National Farm Worker Ministry is a founding member of the Equitable Food Initiative (EFI), an exciting new project to help farm workers and growers collaborate to produce better and safer fruits and vegetables, to establish fairer conditions for farm workers, and to improve pesticide management.
Click here to read a recent New York Times article that reported on the EFI.
Several years ago, NFWM, farm worker organizations, and advocacy groups began discussions about ways to address persistent problems regarding farm labor conditions, pesticide exposure and food safety in the produce industry. We all agreed that a multi-stakeholder approach, including growers, retailers and food service representatives, offered the most promise. This is how the EFI was formed.
EFI has developed draft standards on labor, pesticides and food safety and begun an on-farm training program to support worker-management collaboration to implement the standards and provide proof of compliance on an ongoing basis.
We think you and other concerned consumers nationwide, will be eager to take this proactive approach – purchasing products certifying that workers are being treated fairly and helping produce safer food.
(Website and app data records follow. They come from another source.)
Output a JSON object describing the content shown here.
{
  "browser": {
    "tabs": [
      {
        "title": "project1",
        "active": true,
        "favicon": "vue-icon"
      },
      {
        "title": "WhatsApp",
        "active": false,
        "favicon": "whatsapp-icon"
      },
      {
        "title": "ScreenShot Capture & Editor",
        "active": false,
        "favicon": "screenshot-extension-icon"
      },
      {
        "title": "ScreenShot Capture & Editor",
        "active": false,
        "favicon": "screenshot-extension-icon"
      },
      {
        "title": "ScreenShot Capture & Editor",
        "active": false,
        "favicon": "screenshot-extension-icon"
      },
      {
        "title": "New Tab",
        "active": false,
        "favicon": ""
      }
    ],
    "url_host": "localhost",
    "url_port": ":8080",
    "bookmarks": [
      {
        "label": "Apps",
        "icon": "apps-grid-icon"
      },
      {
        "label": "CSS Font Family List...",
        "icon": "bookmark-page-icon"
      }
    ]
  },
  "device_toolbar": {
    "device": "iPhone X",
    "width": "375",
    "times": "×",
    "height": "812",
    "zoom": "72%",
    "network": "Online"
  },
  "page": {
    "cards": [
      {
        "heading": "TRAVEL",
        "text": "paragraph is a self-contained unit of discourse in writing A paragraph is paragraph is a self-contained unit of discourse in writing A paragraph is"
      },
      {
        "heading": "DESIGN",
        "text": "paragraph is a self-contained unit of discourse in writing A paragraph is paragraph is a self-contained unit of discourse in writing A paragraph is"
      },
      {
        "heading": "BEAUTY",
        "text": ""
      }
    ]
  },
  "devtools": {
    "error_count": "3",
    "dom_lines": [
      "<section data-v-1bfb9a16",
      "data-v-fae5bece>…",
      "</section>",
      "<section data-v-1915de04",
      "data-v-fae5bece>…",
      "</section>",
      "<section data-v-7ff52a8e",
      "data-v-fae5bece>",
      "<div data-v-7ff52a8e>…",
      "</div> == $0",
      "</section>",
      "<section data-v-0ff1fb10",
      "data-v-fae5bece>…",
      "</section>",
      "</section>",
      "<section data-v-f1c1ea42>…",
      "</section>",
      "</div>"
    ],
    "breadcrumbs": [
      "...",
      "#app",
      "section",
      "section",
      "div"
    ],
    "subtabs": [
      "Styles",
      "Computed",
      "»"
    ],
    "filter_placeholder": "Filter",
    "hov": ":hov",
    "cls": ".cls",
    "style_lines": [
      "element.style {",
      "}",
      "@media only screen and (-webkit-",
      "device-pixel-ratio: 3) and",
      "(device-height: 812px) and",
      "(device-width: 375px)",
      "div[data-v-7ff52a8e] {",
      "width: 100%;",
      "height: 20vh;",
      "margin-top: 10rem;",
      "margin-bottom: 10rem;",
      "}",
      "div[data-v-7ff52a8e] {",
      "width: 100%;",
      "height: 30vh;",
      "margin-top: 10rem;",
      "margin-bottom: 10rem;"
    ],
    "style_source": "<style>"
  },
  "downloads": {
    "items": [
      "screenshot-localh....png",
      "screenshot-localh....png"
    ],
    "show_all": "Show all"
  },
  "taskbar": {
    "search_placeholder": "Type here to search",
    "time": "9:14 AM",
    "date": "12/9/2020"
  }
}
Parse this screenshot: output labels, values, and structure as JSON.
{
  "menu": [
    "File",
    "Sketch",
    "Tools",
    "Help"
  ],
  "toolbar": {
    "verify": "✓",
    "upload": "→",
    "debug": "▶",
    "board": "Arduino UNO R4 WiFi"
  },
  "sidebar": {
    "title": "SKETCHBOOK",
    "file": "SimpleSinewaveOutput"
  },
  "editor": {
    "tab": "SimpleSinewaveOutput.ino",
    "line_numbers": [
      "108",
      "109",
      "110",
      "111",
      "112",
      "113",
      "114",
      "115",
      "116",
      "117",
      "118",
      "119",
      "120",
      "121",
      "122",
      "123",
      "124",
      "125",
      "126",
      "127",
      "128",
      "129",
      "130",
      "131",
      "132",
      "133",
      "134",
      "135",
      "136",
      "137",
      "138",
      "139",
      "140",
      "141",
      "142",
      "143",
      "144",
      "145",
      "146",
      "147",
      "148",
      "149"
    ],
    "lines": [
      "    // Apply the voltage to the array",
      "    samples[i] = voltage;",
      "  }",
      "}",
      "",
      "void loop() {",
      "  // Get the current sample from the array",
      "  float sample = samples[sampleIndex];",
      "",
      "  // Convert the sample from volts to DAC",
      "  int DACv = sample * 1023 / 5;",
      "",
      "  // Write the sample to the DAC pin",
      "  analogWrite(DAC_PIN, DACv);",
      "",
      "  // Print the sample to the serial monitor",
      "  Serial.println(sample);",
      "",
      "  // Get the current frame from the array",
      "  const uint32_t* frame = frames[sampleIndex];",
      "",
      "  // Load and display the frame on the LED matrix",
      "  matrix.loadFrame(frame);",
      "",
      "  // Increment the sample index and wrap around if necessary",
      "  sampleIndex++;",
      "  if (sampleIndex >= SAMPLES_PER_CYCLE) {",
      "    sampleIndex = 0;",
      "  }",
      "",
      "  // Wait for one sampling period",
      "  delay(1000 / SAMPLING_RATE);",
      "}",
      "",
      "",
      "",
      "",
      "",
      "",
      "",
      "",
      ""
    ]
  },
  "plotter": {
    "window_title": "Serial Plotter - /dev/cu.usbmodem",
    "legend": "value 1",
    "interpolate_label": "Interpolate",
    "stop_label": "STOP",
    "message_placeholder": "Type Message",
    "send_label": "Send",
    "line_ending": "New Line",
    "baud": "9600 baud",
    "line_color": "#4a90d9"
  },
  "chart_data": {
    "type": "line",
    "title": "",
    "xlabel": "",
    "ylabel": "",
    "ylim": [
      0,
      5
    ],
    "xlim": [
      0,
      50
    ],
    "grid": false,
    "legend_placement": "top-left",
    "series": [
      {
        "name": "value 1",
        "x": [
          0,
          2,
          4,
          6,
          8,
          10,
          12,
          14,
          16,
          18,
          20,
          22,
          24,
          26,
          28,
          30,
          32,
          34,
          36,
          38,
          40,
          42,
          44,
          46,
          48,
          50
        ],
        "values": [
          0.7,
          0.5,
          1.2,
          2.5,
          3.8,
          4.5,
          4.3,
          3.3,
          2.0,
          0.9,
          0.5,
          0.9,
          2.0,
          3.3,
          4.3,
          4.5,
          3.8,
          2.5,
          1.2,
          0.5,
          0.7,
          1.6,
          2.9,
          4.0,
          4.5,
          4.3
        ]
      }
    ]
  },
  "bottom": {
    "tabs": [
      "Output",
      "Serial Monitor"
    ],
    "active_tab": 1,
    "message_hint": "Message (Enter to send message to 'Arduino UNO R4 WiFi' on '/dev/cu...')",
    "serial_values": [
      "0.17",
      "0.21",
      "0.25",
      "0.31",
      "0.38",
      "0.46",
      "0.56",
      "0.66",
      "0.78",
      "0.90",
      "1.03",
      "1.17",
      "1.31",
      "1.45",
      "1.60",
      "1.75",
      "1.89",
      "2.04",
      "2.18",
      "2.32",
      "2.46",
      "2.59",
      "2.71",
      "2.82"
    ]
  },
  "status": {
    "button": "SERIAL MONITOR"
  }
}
As Arthur Jackson of Costco notes “safe and wholesome produce begins with dedicated training of, respect for and protection of farm workers.
The NFWM Board visited a pilot project of the EFI at Sierra Farms in California. “We were very excited to be there”,, said NFWM Board member Suzanne Darweesh, “ and to see the project reach these next steps. We rejoice in this initiative and look forward to its expansion”.
The EFI Steering Committee, currently has representation from: Andrew and Williamson Fresh Produce International• Bon Appétit Management Company• Calvert Investments• Center for Science in the Public Interest• Consumer Federation of America• Costco Wholesale Corporation• Farmworker Justice • Farm Labor Organizing Committee• National Farm Worker Ministry• Oxfam America• Pesticide Action Network North America• Pineros y Campesinos Unidos del Noroeste• United Farm Workers.
Photo courtesy of Samuel Trickey